Retirement village residents will be the big winners under a series of proposed NSW Government reforms to the sector, Minister for Better Regulation Matt Kean said.
The reforms are based on the outcomes of the recent state-wide Inquiry into the sector led by Kathryn Greiner AO.
Mr Kean said the Government welcomed the “Greiner Report”, and will take immediate action to implement the majority of the recommendations.
“We strongly support the inquiry’s findings, and believe that our response will go a long way in putting the power back in the hands of retirees, and their families,” Mr Kean said.
“These reforms will put consumers first, and see greater protections for residents through increased transparency, improved dispute resolution, and more certainty around costs.”
The package of reforms include:
· implementing a mandatory Code of Conduct to set the standard for retirement village operators and to stamp out unscrupulous behaviour;
· introducing strong transparency measures to improve disclosure of key contract terms, exit fees, and to drive greater competition in the sector;
· improved dispute resolution services for residents; and,
· measures to help clarify responsibilities with respect to ongoing maintenance costs.
The NSW Government will also appoint a dedicated Retirement Village Ambassador to advocate on behalf of residents, and report back on key issues.
In addition, the Government will consult with the sector on the potential for further reforms to improve the professionalism of operators and increase certainty of costs.
Minister for Ageing Tanya Davies said there are already more than 55,000 residents living in NSW retirement villages however, this number will contine to grow significantly due to the ageing population.
“We want residents to be able to live independent and fulfilling lives in their chosen retirement village, which is why it’s incredibly important we improve our laws to increase confidence in the sector,” Mrs Davies said.
The Inquiry was ordered by the NSW Government after a series of concerning reports about alleged misconduct in the sector, and ran from August to December 2017.
It included extensive consultation with the public, key stakeholders, and industry experts, received about 500 written and online submissions, and more than 500 people attended state-wide community forums.

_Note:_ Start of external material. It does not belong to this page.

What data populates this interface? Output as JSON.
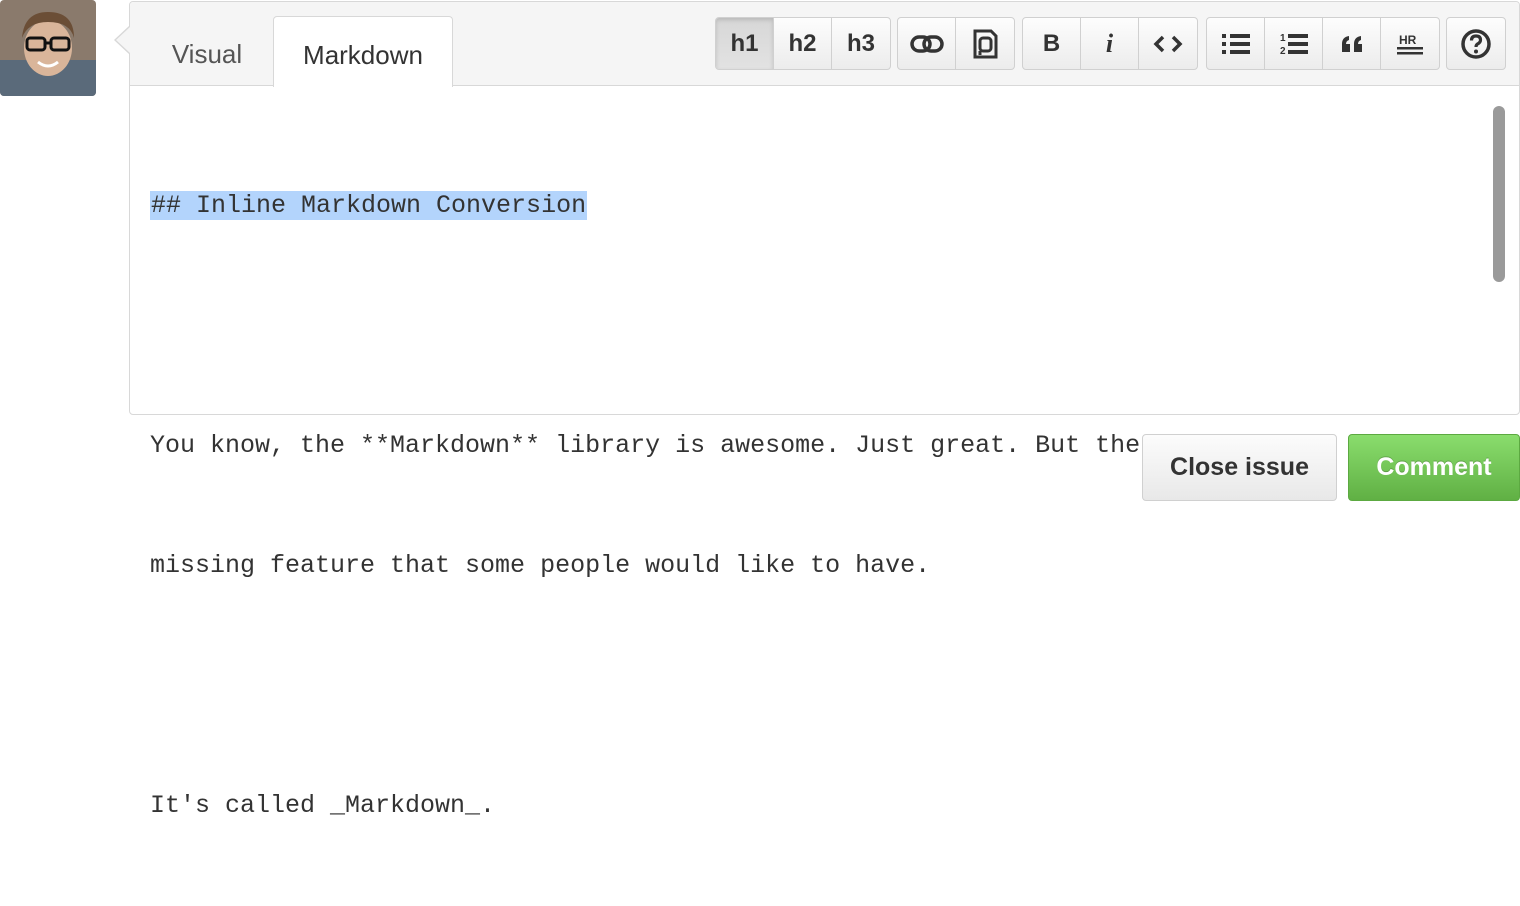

For more information on the NSW Government response, or to read the “Greiner Report”, visit fairtrading.nsw.gov.au